Orbit Fab, a startup offering a refueling service in space, will launch a propellant tanker to geostationary orbit on a SpaceX Falcon 9 lunar lander mission projected for late 2022 or early 2023.
Members of the House Science Committee asked the new administrator of NOAA to make more use of commercial satellite data and take action on space traffic management.
As part of the partnership between SpaceWatch.Global and Orbital Gateway Consulting we have been granted permission to publish selected articles and texts. We are pleased to present “Dongfang Hour China Aerospace News Roundup 20 - 26 September 2021”. A special shout-out to our friends at SpaceWatch.Global
Space Structures (SPS) and MarketDev announced a business development partnership to extend SPS’s presence in North America and other international markets, SPS said. Berlin-based developer and manufacturer, SPS is planning to capitalize on the rapid growth of the space industry.
NASA has awarded a contract the development of the Orion Main Engine (OME), which will be used on the Orion spacecraft as part of the Artemis program, to Aerojet Rocketdyne, the U.S. space agency and the company said. Aerojet Rocketdyne will deliver up to 20 OME engines for use on Artemis missions beginning with Artemis VII.
The data, analytics, and space services provider Spire Global partners with Myriota to develop space-based Internet of Things (IoT) connectivity. Myriota will use Spire's existing satellite platform and continue to scale the Myriota Network as Spire deploys new satellites, Spire said.
António Guterres, the secretary-general of the United Nations, mentioned space tourism alongside corruption and loss of freedoms as cause for the ever-increasing gap between socioeconomic groups. Addressing the General Assembly, Guterres said “billionaires joyriding to space” led to the growing mistrust towards governments and the values of the UN.
In the latest Space Café “Law Breakfast with Steven Freeland”, Steven Freeland and Torsten Kriening welcomed Setsuko Aoki and Peter Hulsrøj at a wonderful café in downtown Tokyo. Over bagels, croissants, coffee, and other treats, we discussed many legal issues arising from everyday space activities, including the following:
A new round-trip commercial space transportation service from 2022, backed by ESA, will enable companies to manufacture in space very pure and more capable materials, discover new pharmaceutical drugs and bring them back for use on Earth.
With Covid restrictions a little more relaxed, scientists from Europe and the USA were finally able to team up for a long-awaited field experiment to ensure that a new Copernicus satellite called CHIME will deliver the best possible data products as soon as it is operational in orbit.
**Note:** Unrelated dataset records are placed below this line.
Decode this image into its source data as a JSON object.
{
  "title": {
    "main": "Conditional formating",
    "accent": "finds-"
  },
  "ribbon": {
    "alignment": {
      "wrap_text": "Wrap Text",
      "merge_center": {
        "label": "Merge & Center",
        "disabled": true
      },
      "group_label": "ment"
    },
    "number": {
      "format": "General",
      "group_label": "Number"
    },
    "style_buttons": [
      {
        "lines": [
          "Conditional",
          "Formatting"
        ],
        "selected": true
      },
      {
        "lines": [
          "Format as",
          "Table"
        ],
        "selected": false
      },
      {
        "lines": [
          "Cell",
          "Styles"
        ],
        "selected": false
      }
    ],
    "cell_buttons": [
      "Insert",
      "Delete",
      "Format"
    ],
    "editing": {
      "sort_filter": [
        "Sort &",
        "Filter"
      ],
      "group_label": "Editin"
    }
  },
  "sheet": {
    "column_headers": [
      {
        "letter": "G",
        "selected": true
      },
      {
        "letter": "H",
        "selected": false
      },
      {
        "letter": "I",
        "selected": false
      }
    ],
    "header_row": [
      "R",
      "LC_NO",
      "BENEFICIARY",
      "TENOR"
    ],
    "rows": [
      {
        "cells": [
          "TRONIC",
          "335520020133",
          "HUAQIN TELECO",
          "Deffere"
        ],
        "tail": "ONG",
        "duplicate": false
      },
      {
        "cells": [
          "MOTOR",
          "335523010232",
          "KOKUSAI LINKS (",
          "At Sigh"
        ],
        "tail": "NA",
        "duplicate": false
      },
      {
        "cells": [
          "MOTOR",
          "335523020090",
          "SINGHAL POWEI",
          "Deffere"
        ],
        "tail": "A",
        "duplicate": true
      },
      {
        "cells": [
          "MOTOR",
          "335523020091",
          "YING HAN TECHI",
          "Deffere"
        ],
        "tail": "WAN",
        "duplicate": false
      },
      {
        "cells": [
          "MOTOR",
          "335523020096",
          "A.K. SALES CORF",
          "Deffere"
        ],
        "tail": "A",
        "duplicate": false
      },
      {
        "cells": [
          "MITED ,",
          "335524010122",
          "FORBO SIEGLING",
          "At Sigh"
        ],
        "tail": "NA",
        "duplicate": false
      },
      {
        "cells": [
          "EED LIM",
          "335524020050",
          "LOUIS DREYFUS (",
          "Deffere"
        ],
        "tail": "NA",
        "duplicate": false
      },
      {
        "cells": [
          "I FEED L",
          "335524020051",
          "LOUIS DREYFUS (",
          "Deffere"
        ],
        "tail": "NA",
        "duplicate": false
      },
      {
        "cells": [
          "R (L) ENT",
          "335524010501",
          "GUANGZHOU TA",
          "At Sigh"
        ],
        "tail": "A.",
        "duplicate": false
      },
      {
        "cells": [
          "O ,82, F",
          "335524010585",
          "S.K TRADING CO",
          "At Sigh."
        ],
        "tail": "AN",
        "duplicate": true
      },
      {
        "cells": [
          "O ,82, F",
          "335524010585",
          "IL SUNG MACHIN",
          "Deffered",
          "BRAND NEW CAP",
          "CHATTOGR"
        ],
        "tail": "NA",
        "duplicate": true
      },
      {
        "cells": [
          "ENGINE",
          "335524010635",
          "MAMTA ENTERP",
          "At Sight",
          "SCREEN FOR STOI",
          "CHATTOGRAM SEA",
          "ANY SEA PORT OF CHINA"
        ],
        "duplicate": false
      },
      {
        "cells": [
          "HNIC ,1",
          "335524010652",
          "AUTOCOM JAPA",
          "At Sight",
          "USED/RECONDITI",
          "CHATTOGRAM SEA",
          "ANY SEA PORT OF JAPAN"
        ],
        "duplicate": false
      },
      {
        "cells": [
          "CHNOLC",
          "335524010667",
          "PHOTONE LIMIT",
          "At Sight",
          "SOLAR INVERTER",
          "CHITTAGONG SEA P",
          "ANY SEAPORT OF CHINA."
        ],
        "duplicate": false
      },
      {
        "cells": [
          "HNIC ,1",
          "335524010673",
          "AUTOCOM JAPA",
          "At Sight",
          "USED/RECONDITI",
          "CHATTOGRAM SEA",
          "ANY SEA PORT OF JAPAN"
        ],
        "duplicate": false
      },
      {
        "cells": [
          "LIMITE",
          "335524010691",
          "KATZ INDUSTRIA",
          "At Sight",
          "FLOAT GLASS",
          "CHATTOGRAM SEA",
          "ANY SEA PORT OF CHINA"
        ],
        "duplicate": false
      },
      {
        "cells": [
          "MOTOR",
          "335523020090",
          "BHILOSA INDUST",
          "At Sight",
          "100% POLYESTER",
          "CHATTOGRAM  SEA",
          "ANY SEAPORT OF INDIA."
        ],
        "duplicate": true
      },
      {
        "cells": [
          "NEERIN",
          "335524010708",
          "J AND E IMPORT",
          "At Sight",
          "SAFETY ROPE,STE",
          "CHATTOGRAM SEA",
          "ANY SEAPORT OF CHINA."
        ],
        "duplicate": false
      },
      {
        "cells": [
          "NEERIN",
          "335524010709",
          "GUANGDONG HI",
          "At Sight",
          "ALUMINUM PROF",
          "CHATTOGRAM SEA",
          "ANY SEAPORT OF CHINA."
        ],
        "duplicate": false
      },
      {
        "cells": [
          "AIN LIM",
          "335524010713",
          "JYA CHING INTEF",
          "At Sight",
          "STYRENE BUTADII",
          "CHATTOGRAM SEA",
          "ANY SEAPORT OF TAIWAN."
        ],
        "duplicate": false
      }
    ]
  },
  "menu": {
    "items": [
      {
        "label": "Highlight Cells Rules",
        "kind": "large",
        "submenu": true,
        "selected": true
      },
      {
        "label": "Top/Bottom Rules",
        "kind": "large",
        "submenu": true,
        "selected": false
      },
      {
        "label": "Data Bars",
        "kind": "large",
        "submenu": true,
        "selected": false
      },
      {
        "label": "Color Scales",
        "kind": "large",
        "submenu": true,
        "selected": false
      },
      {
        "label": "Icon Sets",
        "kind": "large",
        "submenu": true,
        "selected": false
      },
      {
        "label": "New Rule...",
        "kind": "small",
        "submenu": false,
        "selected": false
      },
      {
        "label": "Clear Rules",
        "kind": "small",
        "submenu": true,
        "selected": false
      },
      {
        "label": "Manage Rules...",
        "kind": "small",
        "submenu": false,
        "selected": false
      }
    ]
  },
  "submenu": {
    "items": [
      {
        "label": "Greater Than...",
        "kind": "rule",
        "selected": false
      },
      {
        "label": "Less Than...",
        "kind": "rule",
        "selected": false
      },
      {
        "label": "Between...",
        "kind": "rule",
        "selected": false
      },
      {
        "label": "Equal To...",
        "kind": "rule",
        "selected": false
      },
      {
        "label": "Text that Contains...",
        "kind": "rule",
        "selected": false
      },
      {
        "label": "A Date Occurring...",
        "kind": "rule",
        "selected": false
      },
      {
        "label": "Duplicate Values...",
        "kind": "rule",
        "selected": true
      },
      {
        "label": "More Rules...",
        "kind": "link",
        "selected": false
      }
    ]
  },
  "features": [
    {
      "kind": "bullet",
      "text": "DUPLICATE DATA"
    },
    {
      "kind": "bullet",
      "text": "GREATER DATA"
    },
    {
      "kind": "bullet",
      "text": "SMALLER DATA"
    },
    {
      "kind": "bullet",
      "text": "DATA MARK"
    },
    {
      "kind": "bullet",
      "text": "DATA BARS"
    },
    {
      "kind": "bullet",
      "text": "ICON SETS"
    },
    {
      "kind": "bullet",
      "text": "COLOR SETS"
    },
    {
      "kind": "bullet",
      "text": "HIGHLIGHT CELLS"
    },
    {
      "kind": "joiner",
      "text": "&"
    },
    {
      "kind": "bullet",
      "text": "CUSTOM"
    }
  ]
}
This new mission is being developed to support EU policies on the management of natural resources, ultimately helping to address the global issue of food security.
A female volunteer gets comfortable in her waterbed, as the dry immersion study to recreate some of the effects of spaceflight on the body kicks off this week in Toulouse, France. Called Vivaldi, or Validation of the Dry Immersion, the campaign features all female-participants in a European first.
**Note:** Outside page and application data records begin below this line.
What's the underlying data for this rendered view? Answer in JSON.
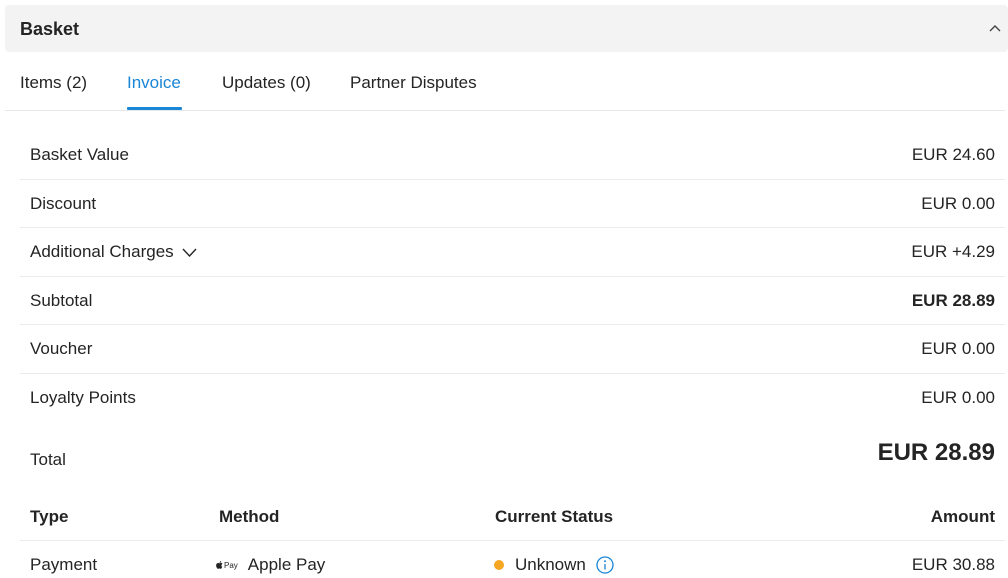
{
  "header": {
    "title": "Basket"
  },
  "tabs": [
    {
      "label": "Items (2)",
      "active": false
    },
    {
      "label": "Invoice",
      "active": true
    },
    {
      "label": "Updates (0)",
      "active": false
    },
    {
      "label": "Partner Disputes",
      "active": false
    }
  ],
  "summary": [
    {
      "label": "Basket Value",
      "value": "EUR 24.60"
    },
    {
      "label": "Discount",
      "value": "EUR 0.00"
    },
    {
      "label": "Additional Charges",
      "value": "EUR +4.29"
    },
    {
      "label": "Subtotal",
      "value": "EUR 28.89"
    },
    {
      "label": "Voucher",
      "value": "EUR 0.00"
    },
    {
      "label": "Loyalty Points",
      "value": "EUR 0.00"
    }
  ],
  "total": {
    "label": "Total",
    "value": "EUR 28.89"
  },
  "payments": {
    "columns": {
      "type": "Type",
      "method": "Method",
      "status": "Current Status",
      "amount": "Amount"
    },
    "rows": [
      {
        "type": "Payment",
        "method_logo": "Pay",
        "method": "Apple Pay",
        "status": "Unknown",
        "amount": "EUR 30.88"
      }
    ]
  },
  "colors": {
    "accent": "#1a86d6",
    "status_unknown": "#f5a623",
    "header_bg": "#f3f3f3"
  },
  "icons": {
    "collapse": "chevron-up-icon",
    "expand_charges": "chevron-down-icon",
    "info": "info-icon",
    "apple": "apple-logo-icon"
  }
}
Immersion begins when water covers the subject above the thorax, immobilised with legs and trunk covered with a cotton sheet. Only the arms and head remain free outside the tarp.
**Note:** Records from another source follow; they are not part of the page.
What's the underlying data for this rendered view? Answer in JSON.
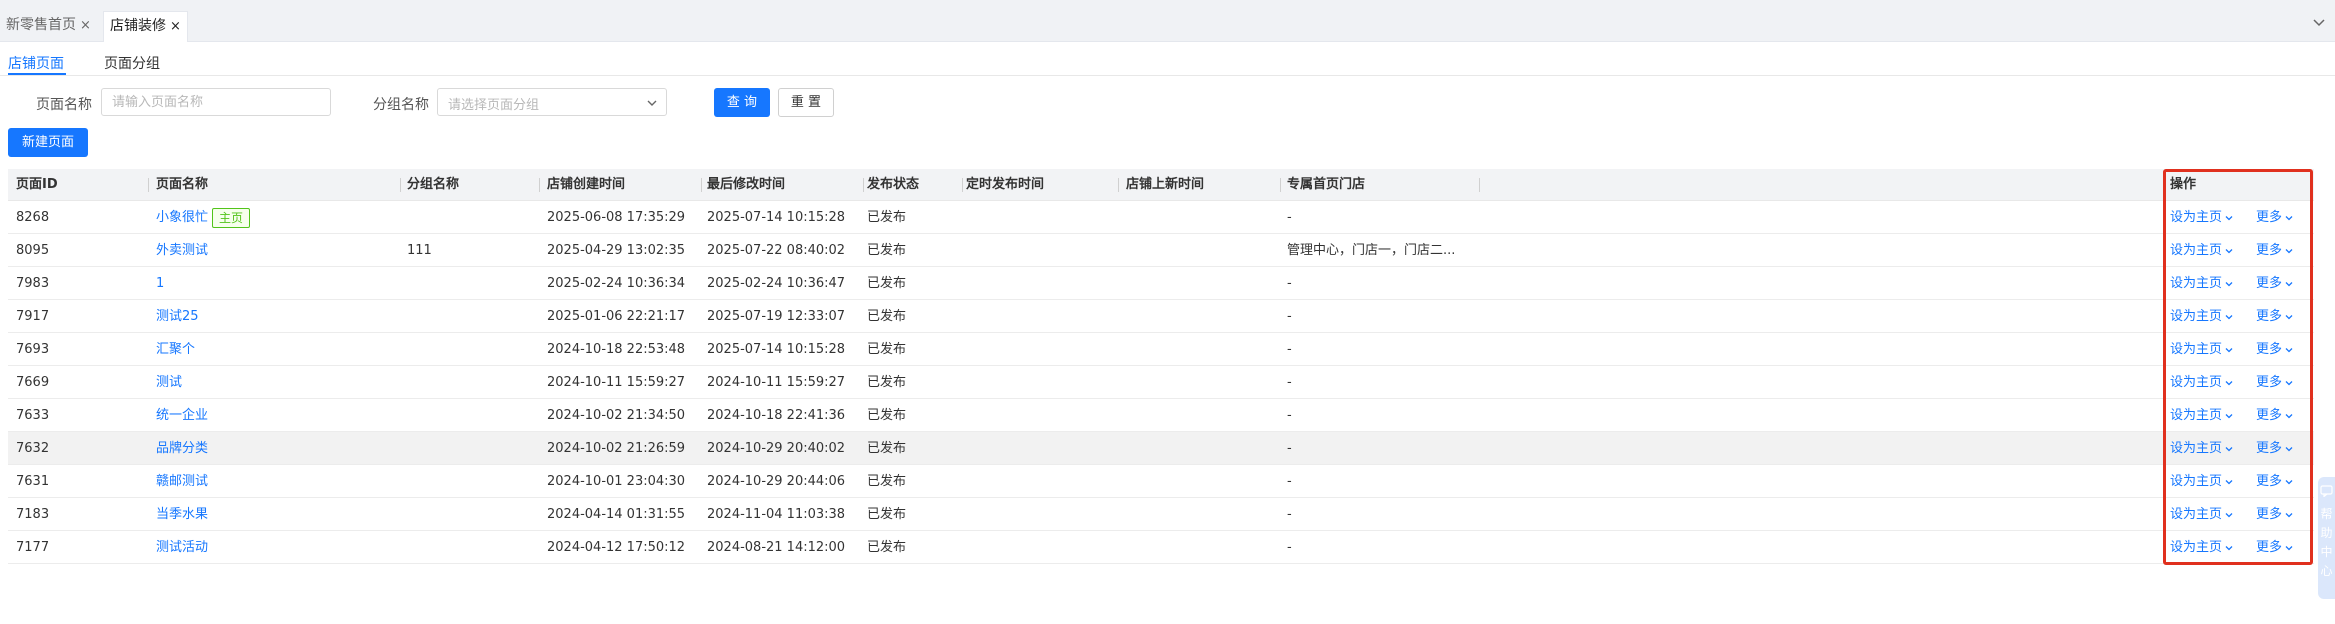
{
  "page_tabs": [
    {
      "label": "新零售首页",
      "close": "×"
    },
    {
      "label": "店铺装修",
      "close": "×"
    }
  ],
  "sub_tabs": [
    "店铺页面",
    "页面分组"
  ],
  "filters": {
    "page_name_label": "页面名称",
    "page_name_placeholder": "请输入页面名称",
    "group_name_label": "分组名称",
    "group_name_placeholder": "请选择页面分组",
    "query_label": "查 询",
    "reset_label": "重 置"
  },
  "new_page_label": "新建页面",
  "table": {
    "columns": [
      "页面ID",
      "页面名称",
      "分组名称",
      "店铺创建时间",
      "最后修改时间",
      "发布状态",
      "定时发布时间",
      "店铺上新时间",
      "专属首页门店",
      "操作"
    ],
    "home_tag": "主页",
    "rows": [
      {
        "id": "8268",
        "name": "小象很忙",
        "tag": "主页",
        "group": "",
        "created": "2025-06-08 17:35:29",
        "modified": "2025-07-14 10:15:28",
        "status": "已发布",
        "scheduled": "",
        "new_arrival": "",
        "stores": "-"
      },
      {
        "id": "8095",
        "name": "外卖测试",
        "tag": "",
        "group": "111",
        "created": "2025-04-29 13:02:35",
        "modified": "2025-07-22 08:40:02",
        "status": "已发布",
        "scheduled": "",
        "new_arrival": "",
        "stores": "管理中心，门店一，门店二..."
      },
      {
        "id": "7983",
        "name": "1",
        "tag": "",
        "group": "",
        "created": "2025-02-24 10:36:34",
        "modified": "2025-02-24 10:36:47",
        "status": "已发布",
        "scheduled": "",
        "new_arrival": "",
        "stores": "-"
      },
      {
        "id": "7917",
        "name": "测试25",
        "tag": "",
        "group": "",
        "created": "2025-01-06 22:21:17",
        "modified": "2025-07-19 12:33:07",
        "status": "已发布",
        "scheduled": "",
        "new_arrival": "",
        "stores": "-"
      },
      {
        "id": "7693",
        "name": "汇聚个",
        "tag": "",
        "group": "",
        "created": "2024-10-18 22:53:48",
        "modified": "2025-07-14 10:15:28",
        "status": "已发布",
        "scheduled": "",
        "new_arrival": "",
        "stores": "-"
      },
      {
        "id": "7669",
        "name": "测试",
        "tag": "",
        "group": "",
        "created": "2024-10-11 15:59:27",
        "modified": "2024-10-11 15:59:27",
        "status": "已发布",
        "scheduled": "",
        "new_arrival": "",
        "stores": "-"
      },
      {
        "id": "7633",
        "name": "统一企业",
        "tag": "",
        "group": "",
        "created": "2024-10-02 21:34:50",
        "modified": "2024-10-18 22:41:36",
        "status": "已发布",
        "scheduled": "",
        "new_arrival": "",
        "stores": "-"
      },
      {
        "id": "7632",
        "name": "品牌分类",
        "tag": "",
        "group": "",
        "created": "2024-10-02 21:26:59",
        "modified": "2024-10-29 20:40:02",
        "status": "已发布",
        "scheduled": "",
        "new_arrival": "",
        "stores": "-"
      },
      {
        "id": "7631",
        "name": "赣邮测试",
        "tag": "",
        "group": "",
        "created": "2024-10-01 23:04:30",
        "modified": "2024-10-29 20:44:06",
        "status": "已发布",
        "scheduled": "",
        "new_arrival": "",
        "stores": "-"
      },
      {
        "id": "7183",
        "name": "当季水果",
        "tag": "",
        "group": "",
        "created": "2024-04-14 01:31:55",
        "modified": "2024-11-04 11:03:38",
        "status": "已发布",
        "scheduled": "",
        "new_arrival": "",
        "stores": "-"
      },
      {
        "id": "7177",
        "name": "测试活动",
        "tag": "",
        "group": "",
        "created": "2024-04-12 17:50:12",
        "modified": "2024-08-21 14:12:00",
        "status": "已发布",
        "scheduled": "",
        "new_arrival": "",
        "stores": "-"
      }
    ],
    "highlighted_row_index": 7,
    "action_set_home": "设为主页",
    "action_more": "更多"
  },
  "help_widget": {
    "text": [
      "帮",
      "助",
      "中",
      "心"
    ],
    "icon": "chat-icon"
  },
  "colors": {
    "accent": "#1677ff",
    "highlight_border": "#e0301e",
    "tag_green": "#52c41a"
  }
}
As a result, the body experiences ‘supportlessness’ – something close to what astronauts feel while floating on the International Space Station.
In weightlessness, astronauts’ bodies lose muscle and bone density, vision changes and fluids shift to the brain. Finding ways to stay healthy in orbit is a large part of human spaceflight research.
Volunteers spend almost 24 hours a day in the immersion tank, limiting their movements as much as possible. Each day starts at 7 am with urine and blood samples, followed by scientific protocols and measurements to study how the body adapts.
All activities from leisure to hygiene are done within the constraints of immersion. Only a small pillow is allowed during meals to ease eating. Showering and transfer to other experiments are done outside of the tank while lying on their backs and with their head tilted 6 degrees down to minimise fluid shifts.
The results from this type of research do not only benefit astronauts but have implications for patients on Earth with similar disorders and elderly people.
This is the only the second time a dry immersion campaign takes place with all-female participants, and it is a first for Europe. ESA decided to launch the study to address the gender gap in science data.
Week in images: 20 - 24 September 2021
Discover our week through the lens